## [Your assignment]
All entries must be repeated exactly. No picture should appear in the result.

(Excerpts from an interface dataset)
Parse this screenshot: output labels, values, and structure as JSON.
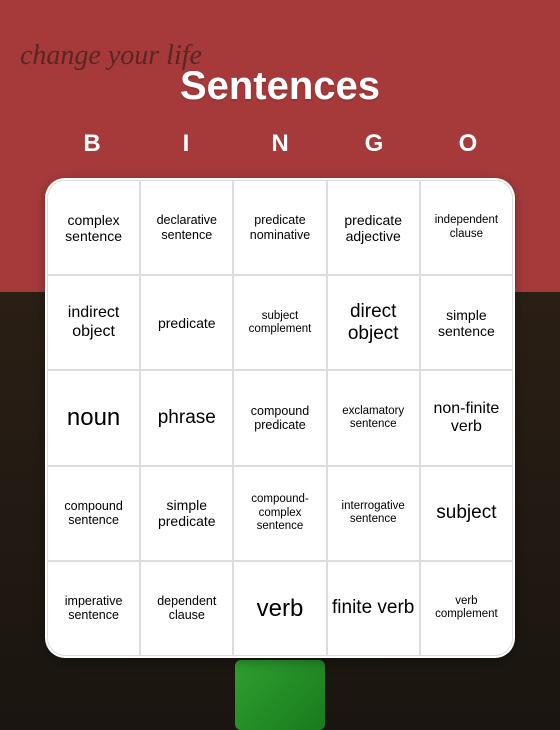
{
  "background_text": "change your life",
  "title": "Sentences",
  "headers": [
    "B",
    "I",
    "N",
    "G",
    "O"
  ],
  "cells": [
    {
      "text": "complex sentence",
      "size": "sm"
    },
    {
      "text": "declarative sentence",
      "size": "xs"
    },
    {
      "text": "predicate nominative",
      "size": "xs"
    },
    {
      "text": "predicate adjective",
      "size": "sm"
    },
    {
      "text": "independent clause",
      "size": "xxs"
    },
    {
      "text": "indirect object",
      "size": "md"
    },
    {
      "text": "predicate",
      "size": "sm"
    },
    {
      "text": "subject complement",
      "size": "xxs"
    },
    {
      "text": "direct object",
      "size": "lg"
    },
    {
      "text": "simple sentence",
      "size": "sm"
    },
    {
      "text": "noun",
      "size": "xl"
    },
    {
      "text": "phrase",
      "size": "lg"
    },
    {
      "text": "compound predicate",
      "size": "xs"
    },
    {
      "text": "exclamatory sentence",
      "size": "xxs"
    },
    {
      "text": "non-finite verb",
      "size": "md"
    },
    {
      "text": "compound sentence",
      "size": "xs"
    },
    {
      "text": "simple predicate",
      "size": "sm"
    },
    {
      "text": "compound-complex sentence",
      "size": "xxs"
    },
    {
      "text": "interrogative sentence",
      "size": "xxs"
    },
    {
      "text": "subject",
      "size": "lg"
    },
    {
      "text": "imperative sentence",
      "size": "xs"
    },
    {
      "text": "dependent clause",
      "size": "xs"
    },
    {
      "text": "verb",
      "size": "xl"
    },
    {
      "text": "finite verb",
      "size": "lg"
    },
    {
      "text": "verb complement",
      "size": "xxs"
    }
  ]
}
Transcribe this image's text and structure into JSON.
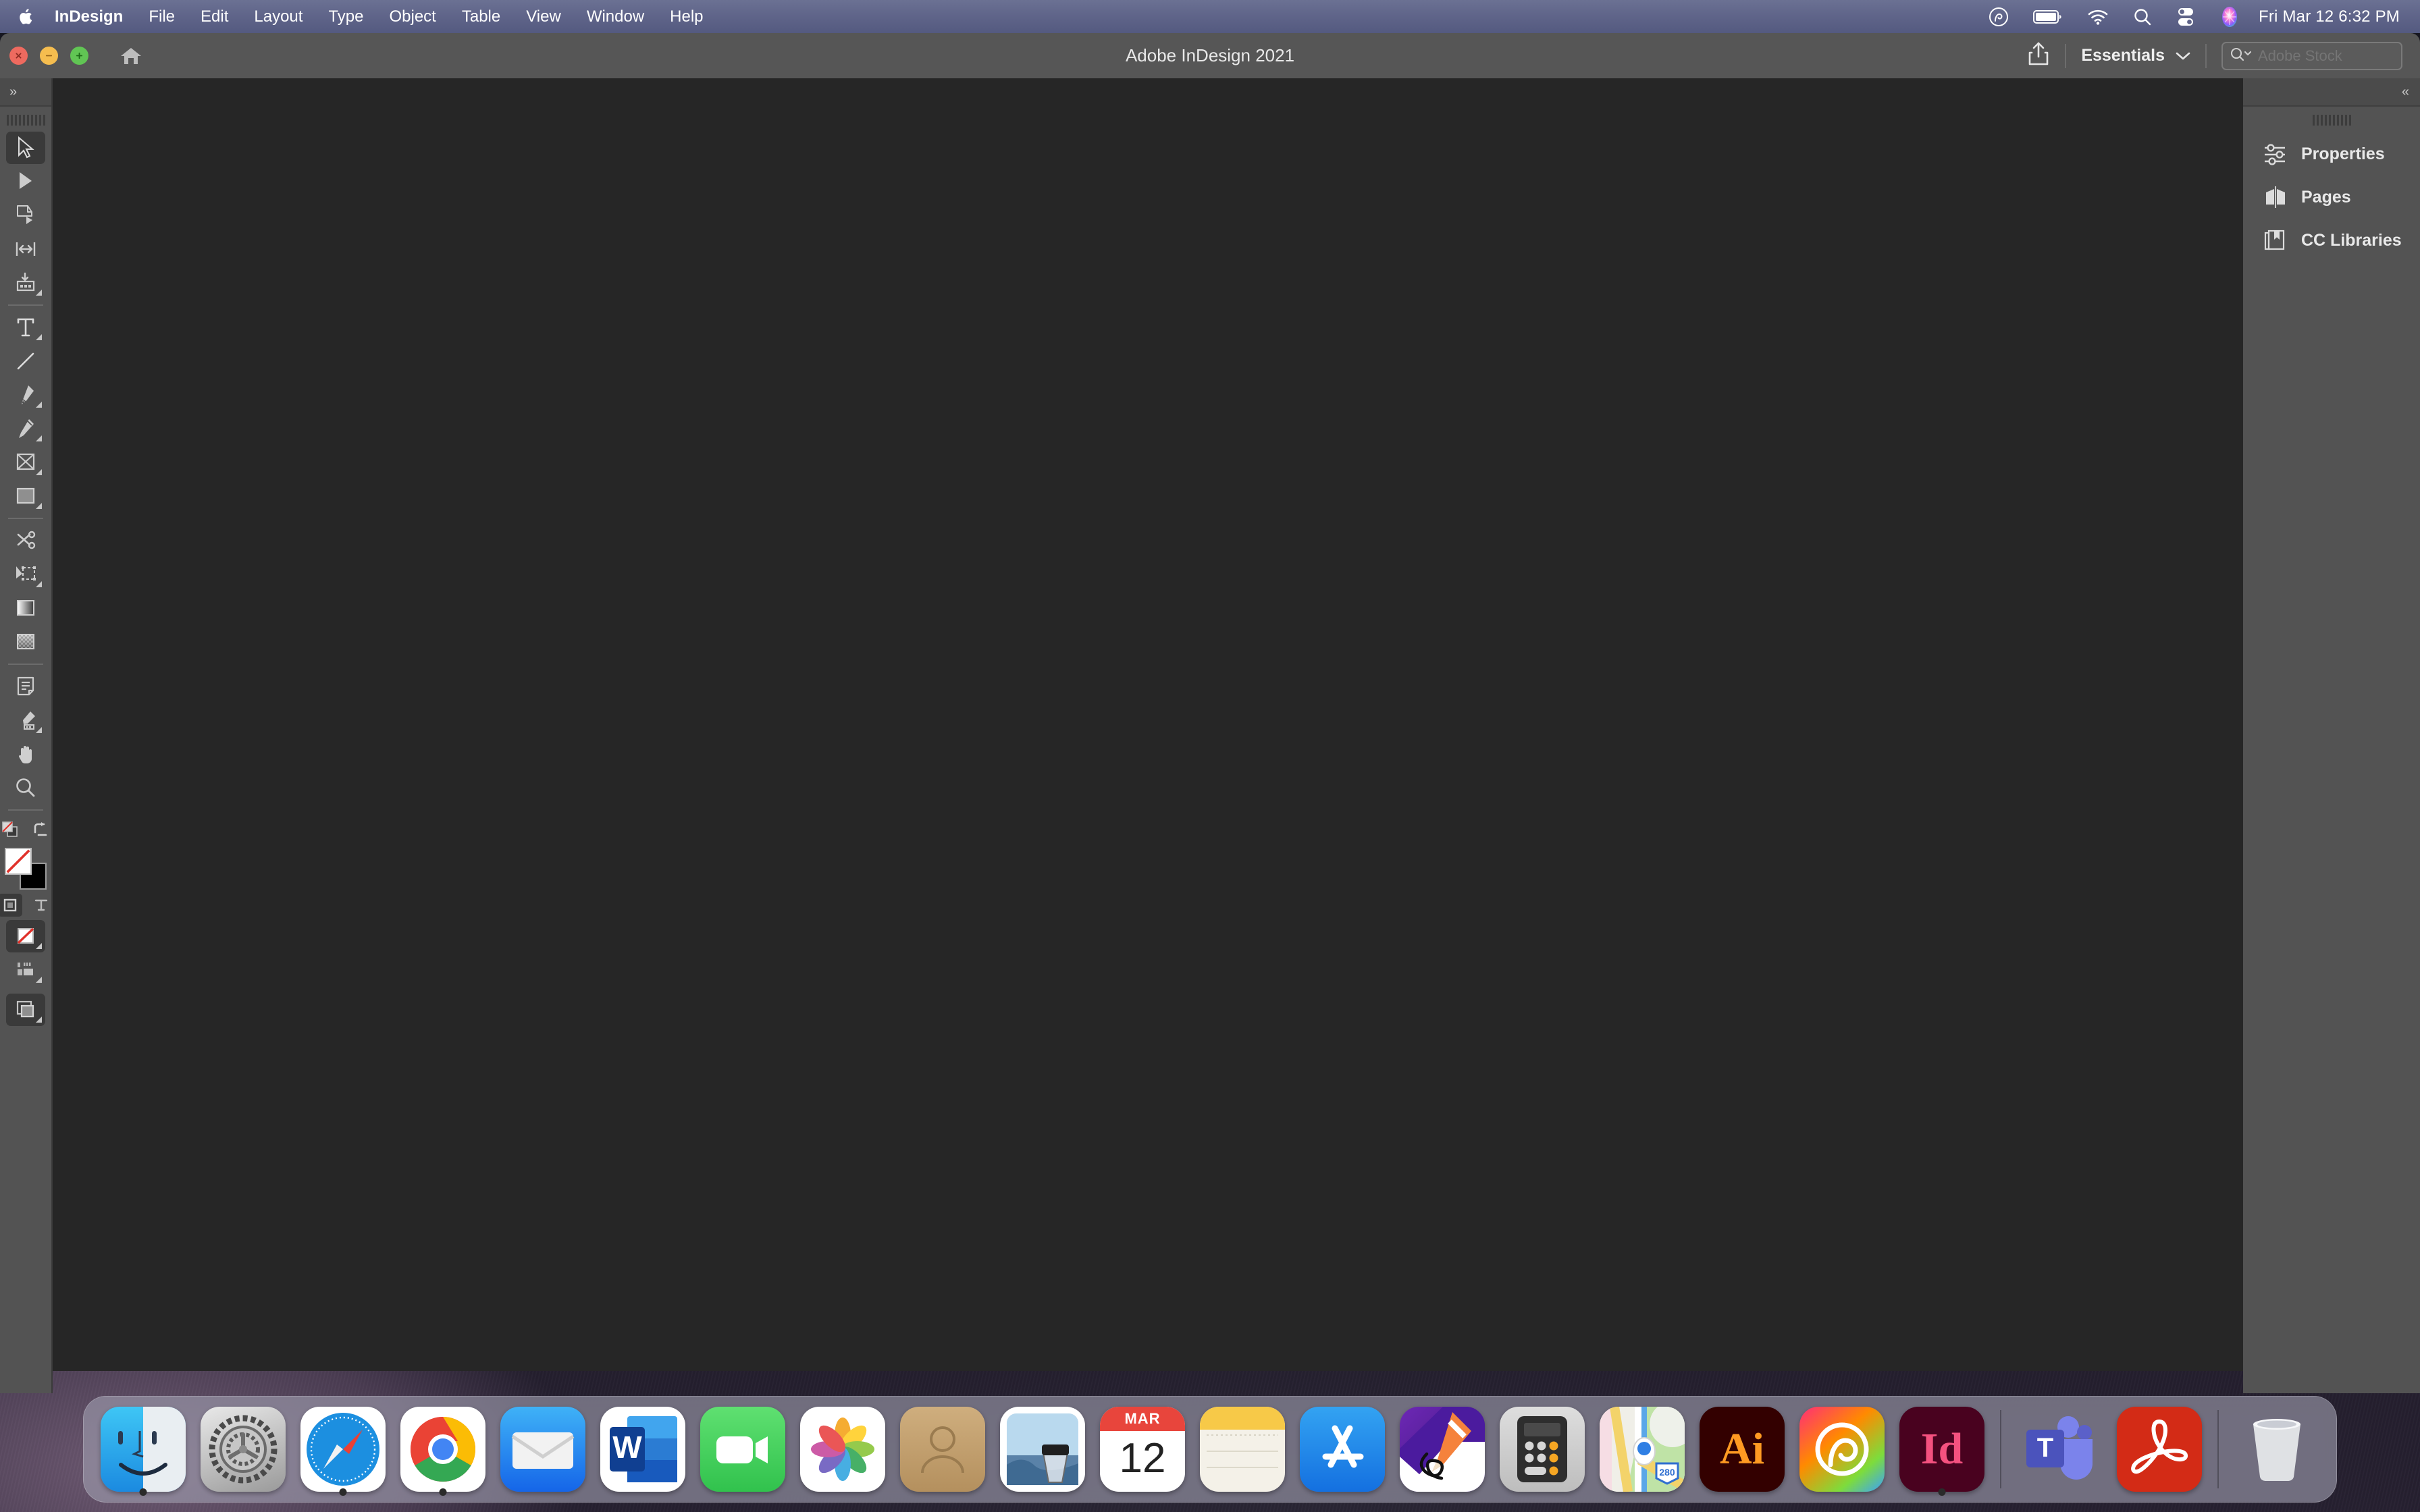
{
  "menubar": {
    "apple_icon": "apple-logo",
    "items": [
      {
        "label": "InDesign",
        "bold": true
      },
      {
        "label": "File",
        "bold": false
      },
      {
        "label": "Edit",
        "bold": false
      },
      {
        "label": "Layout",
        "bold": false
      },
      {
        "label": "Type",
        "bold": false
      },
      {
        "label": "Object",
        "bold": false
      },
      {
        "label": "Table",
        "bold": false
      },
      {
        "label": "View",
        "bold": false
      },
      {
        "label": "Window",
        "bold": false
      },
      {
        "label": "Help",
        "bold": false
      }
    ],
    "status_icons": [
      "creative-cloud-icon",
      "battery-icon",
      "wifi-icon",
      "spotlight-search-icon",
      "control-center-icon",
      "siri-icon"
    ],
    "clock": "Fri Mar 12  6:32 PM"
  },
  "window": {
    "title": "Adobe InDesign 2021",
    "traffic_lights": [
      "close",
      "minimize",
      "zoom"
    ],
    "home_button": "home-icon",
    "share_button": "share-icon",
    "workspace": {
      "name": "Essentials",
      "caret": "chevron-down-icon"
    },
    "stock_search": {
      "icon": "search-icon",
      "placeholder": "Adobe Stock",
      "value": ""
    }
  },
  "toolbar": {
    "collapse_label": "»",
    "tools": [
      {
        "name": "selection-tool",
        "active": true,
        "flyout": false
      },
      {
        "name": "direct-selection-tool",
        "active": false,
        "flyout": false
      },
      {
        "name": "page-tool",
        "active": false,
        "flyout": false
      },
      {
        "name": "gap-tool",
        "active": false,
        "flyout": false
      },
      {
        "name": "content-collector-tool",
        "active": false,
        "flyout": true
      },
      {
        "name": "type-tool",
        "active": false,
        "flyout": true
      },
      {
        "name": "line-tool",
        "active": false,
        "flyout": false
      },
      {
        "name": "pen-tool",
        "active": false,
        "flyout": true
      },
      {
        "name": "pencil-tool",
        "active": false,
        "flyout": true
      },
      {
        "name": "frame-tool",
        "active": false,
        "flyout": true
      },
      {
        "name": "rectangle-tool",
        "active": false,
        "flyout": true
      },
      {
        "name": "scissors-tool",
        "active": false,
        "flyout": false
      },
      {
        "name": "free-transform-tool",
        "active": false,
        "flyout": true
      },
      {
        "name": "gradient-swatch-tool",
        "active": false,
        "flyout": false
      },
      {
        "name": "gradient-feather-tool",
        "active": false,
        "flyout": false
      },
      {
        "name": "note-tool",
        "active": false,
        "flyout": false
      },
      {
        "name": "eyedropper-tool",
        "active": false,
        "flyout": true
      },
      {
        "name": "hand-tool",
        "active": false,
        "flyout": false
      },
      {
        "name": "zoom-tool",
        "active": false,
        "flyout": false
      }
    ],
    "fill_color": "#ffffff",
    "stroke_color": "#000000",
    "stroke_is_none": true,
    "swap_icon": "swap-fill-stroke-icon",
    "default_icon": "default-fill-stroke-icon",
    "format_container_icon": "format-affects-container-icon",
    "format_text_icon": "format-affects-text-icon",
    "apply_none_icon": "apply-none-icon",
    "apply_gradient_icon": "apply-gradient-icon",
    "screen_mode_icon": "screen-mode-icon"
  },
  "right_panel": {
    "collapse_label": "«",
    "items": [
      {
        "label": "Properties",
        "icon": "sliders-icon"
      },
      {
        "label": "Pages",
        "icon": "pages-spread-icon"
      },
      {
        "label": "CC Libraries",
        "icon": "cc-libraries-icon"
      }
    ]
  },
  "dock": {
    "items": [
      {
        "name": "finder",
        "label": "Finder",
        "running": true
      },
      {
        "name": "sysprefs",
        "label": "System Preferences",
        "running": false
      },
      {
        "name": "safari",
        "label": "Safari",
        "running": true
      },
      {
        "name": "chrome",
        "label": "Google Chrome",
        "running": true
      },
      {
        "name": "mail",
        "label": "Mail",
        "running": false
      },
      {
        "name": "word",
        "label": "Microsoft Word",
        "running": false
      },
      {
        "name": "facetime",
        "label": "FaceTime",
        "running": false
      },
      {
        "name": "photos",
        "label": "Photos",
        "running": false
      },
      {
        "name": "contacts",
        "label": "Contacts",
        "running": false
      },
      {
        "name": "preview",
        "label": "Preview",
        "running": false
      },
      {
        "name": "calendar",
        "label": "Calendar",
        "running": false,
        "month": "MAR",
        "day": "12"
      },
      {
        "name": "notes",
        "label": "Notes",
        "running": false
      },
      {
        "name": "appstore",
        "label": "App Store",
        "running": false
      },
      {
        "name": "freeform",
        "label": "Freeform",
        "running": false
      },
      {
        "name": "calculator",
        "label": "Calculator",
        "running": false
      },
      {
        "name": "maps",
        "label": "Maps",
        "running": false,
        "route": "280"
      },
      {
        "name": "illustrator",
        "label": "Adobe Illustrator",
        "running": false,
        "letters": "Ai"
      },
      {
        "name": "creativecloud",
        "label": "Creative Cloud",
        "running": false
      },
      {
        "name": "indesign",
        "label": "Adobe InDesign",
        "running": true,
        "letters": "Id"
      },
      {
        "name": "teams",
        "label": "Microsoft Teams",
        "running": false,
        "letters": "T"
      },
      {
        "name": "acrobat",
        "label": "Adobe Acrobat",
        "running": false
      }
    ],
    "trash": {
      "name": "trash",
      "label": "Trash"
    }
  },
  "colors": {
    "menubar": "#5f6489",
    "titlebar": "#565656",
    "panel": "#535353",
    "canvas": "#262626",
    "accent_red": "#ee6a5f",
    "accent_yellow": "#f5bd4f",
    "accent_green": "#61c554"
  }
}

## [Finished exercise]
Parse this screenshot: output labels, values, and structure as JSON.
{
  "background_text": "change your life",
  "title": "Sentences",
  "headers": [
    "B",
    "I",
    "N",
    "G",
    "O"
  ],
  "cells": [
    {
      "text": "complex sentence",
      "size": "sm"
    },
    {
      "text": "declarative sentence",
      "size": "xs"
    },
    {
      "text": "predicate nominative",
      "size": "xs"
    },
    {
      "text": "predicate adjective",
      "size": "sm"
    },
    {
      "text": "independent clause",
      "size": "xxs"
    },
    {
      "text": "indirect object",
      "size": "md"
    },
    {
      "text": "predicate",
      "size": "sm"
    },
    {
      "text": "subject complement",
      "size": "xxs"
    },
    {
      "text": "direct object",
      "size": "lg"
    },
    {
      "text": "simple sentence",
      "size": "sm"
    },
    {
      "text": "noun",
      "size": "xl"
    },
    {
      "text": "phrase",
      "size": "lg"
    },
    {
      "text": "compound predicate",
      "size": "xs"
    },
    {
      "text": "exclamatory sentence",
      "size": "xxs"
    },
    {
      "text": "non-finite verb",
      "size": "md"
    },
    {
      "text": "compound sentence",
      "size": "xs"
    },
    {
      "text": "simple predicate",
      "size": "sm"
    },
    {
      "text": "compound-complex sentence",
      "size": "xxs"
    },
    {
      "text": "interrogative sentence",
      "size": "xxs"
    },
    {
      "text": "subject",
      "size": "lg"
    },
    {
      "text": "imperative sentence",
      "size": "xs"
    },
    {
      "text": "dependent clause",
      "size": "xs"
    },
    {
      "text": "verb",
      "size": "xl"
    },
    {
      "text": "finite verb",
      "size": "lg"
    },
    {
      "text": "verb complement",
      "size": "xxs"
    }
  ]
}
Transcribe this image's text and structure into JSON.
{
  "menubar": {
    "apple_icon": "apple-logo",
    "items": [
      {
        "label": "InDesign",
        "bold": true
      },
      {
        "label": "File",
        "bold": false
      },
      {
        "label": "Edit",
        "bold": false
      },
      {
        "label": "Layout",
        "bold": false
      },
      {
        "label": "Type",
        "bold": false
      },
      {
        "label": "Object",
        "bold": false
      },
      {
        "label": "Table",
        "bold": false
      },
      {
        "label": "View",
        "bold": false
      },
      {
        "label": "Window",
        "bold": false
      },
      {
        "label": "Help",
        "bold": false
      }
    ],
    "status_icons": [
      "creative-cloud-icon",
      "battery-icon",
      "wifi-icon",
      "spotlight-search-icon",
      "control-center-icon",
      "siri-icon"
    ],
    "clock": "Fri Mar 12  6:32 PM"
  },
  "window": {
    "title": "Adobe InDesign 2021",
    "traffic_lights": [
      "close",
      "minimize",
      "zoom"
    ],
    "home_button": "home-icon",
    "share_button": "share-icon",
    "workspace": {
      "name": "Essentials",
      "caret": "chevron-down-icon"
    },
    "stock_search": {
      "icon": "search-icon",
      "placeholder": "Adobe Stock",
      "value": ""
    }
  },
  "toolbar": {
    "collapse_label": "»",
    "tools": [
      {
        "name": "selection-tool",
        "active": true,
        "flyout": false
      },
      {
        "name": "direct-selection-tool",
        "active": false,
        "flyout": false
      },
      {
        "name": "page-tool",
        "active": false,
        "flyout": false
      },
      {
        "name": "gap-tool",
        "active": false,
        "flyout": false
      },
      {
        "name": "content-collector-tool",
        "active": false,
        "flyout": true
      },
      {
        "name": "type-tool",
        "active": false,
        "flyout": true
      },
      {
        "name": "line-tool",
        "active": false,
        "flyout": false
      },
      {
        "name": "pen-tool",
        "active": false,
        "flyout": true
      },
      {
        "name": "pencil-tool",
        "active": false,
        "flyout": true
      },
      {
        "name": "frame-tool",
        "active": false,
        "flyout": true
      },
      {
        "name": "rectangle-tool",
        "active": false,
        "flyout": true
      },
      {
        "name": "scissors-tool",
        "active": false,
        "flyout": false
      },
      {
        "name": "free-transform-tool",
        "active": false,
        "flyout": true
      },
      {
        "name": "gradient-swatch-tool",
        "active": false,
        "flyout": false
      },
      {
        "name": "gradient-feather-tool",
        "active": false,
        "flyout": false
      },
      {
        "name": "note-tool",
        "active": false,
        "flyout": false
      },
      {
        "name": "eyedropper-tool",
        "active": false,
        "flyout": true
      },
      {
        "name": "hand-tool",
        "active": false,
        "flyout": false
      },
      {
        "name": "zoom-tool",
        "active": false,
        "flyout": false
      }
    ],
    "fill_color": "#ffffff",
    "stroke_color": "#000000",
    "stroke_is_none": true,
    "swap_icon": "swap-fill-stroke-icon",
    "default_icon": "default-fill-stroke-icon",
    "format_container_icon": "format-affects-container-icon",
    "format_text_icon": "format-affects-text-icon",
    "apply_none_icon": "apply-none-icon",
    "apply_gradient_icon": "apply-gradient-icon",
    "screen_mode_icon": "screen-mode-icon"
  },
  "right_panel": {
    "collapse_label": "«",
    "items": [
      {
        "label": "Properties",
        "icon": "sliders-icon"
      },
      {
        "label": "Pages",
        "icon": "pages-spread-icon"
      },
      {
        "label": "CC Libraries",
        "icon": "cc-libraries-icon"
      }
    ]
  },
  "dock": {
    "items": [
      {
        "name": "finder",
        "label": "Finder",
        "running": true
      },
      {
        "name": "sysprefs",
        "label": "System Preferences",
        "running": false
      },
      {
        "name": "safari",
        "label": "Safari",
        "running": true
      },
      {
        "name": "chrome",
        "label": "Google Chrome",
        "running": true
      },
      {
        "name": "mail",
        "label": "Mail",
        "running": false
      },
      {
        "name": "word",
        "label": "Microsoft Word",
        "running": false
      },
      {
        "name": "facetime",
        "label": "FaceTime",
        "running": false
      },
      {
        "name": "photos",
        "label": "Photos",
        "running": false
      },
      {
        "name": "contacts",
        "label": "Contacts",
        "running": false
      },
      {
        "name": "preview",
        "label": "Preview",
        "running": false
      },
      {
        "name": "calendar",
        "label": "Calendar",
        "running": false,
        "month": "MAR",
        "day": "12"
      },
      {
        "name": "notes",
        "label": "Notes",
        "running": false
      },
      {
        "name": "appstore",
        "label": "App Store",
        "running": false
      },
      {
        "name": "freeform",
        "label": "Freeform",
        "running": false
      },
      {
        "name": "calculator",
        "label": "Calculator",
        "running": false
      },
      {
        "name": "maps",
        "label": "Maps",
        "running": false,
        "route": "280"
      },
      {
        "name": "illustrator",
        "label": "Adobe Illustrator",
        "running": false,
        "letters": "Ai"
      },
      {
        "name": "creativecloud",
        "label": "Creative Cloud",
        "running": false
      },
      {
        "name": "indesign",
        "label": "Adobe InDesign",
        "running": true,
        "letters": "Id"
      },
      {
        "name": "teams",
        "label": "Microsoft Teams",
        "running": false,
        "letters": "T"
      },
      {
        "name": "acrobat",
        "label": "Adobe Acrobat",
        "running": false
      }
    ],
    "trash": {
      "name": "trash",
      "label": "Trash"
    }
  },
  "colors": {
    "menubar": "#5f6489",
    "titlebar": "#565656",
    "panel": "#535353",
    "canvas": "#262626",
    "accent_red": "#ee6a5f",
    "accent_yellow": "#f5bd4f",
    "accent_green": "#61c554"
  }
}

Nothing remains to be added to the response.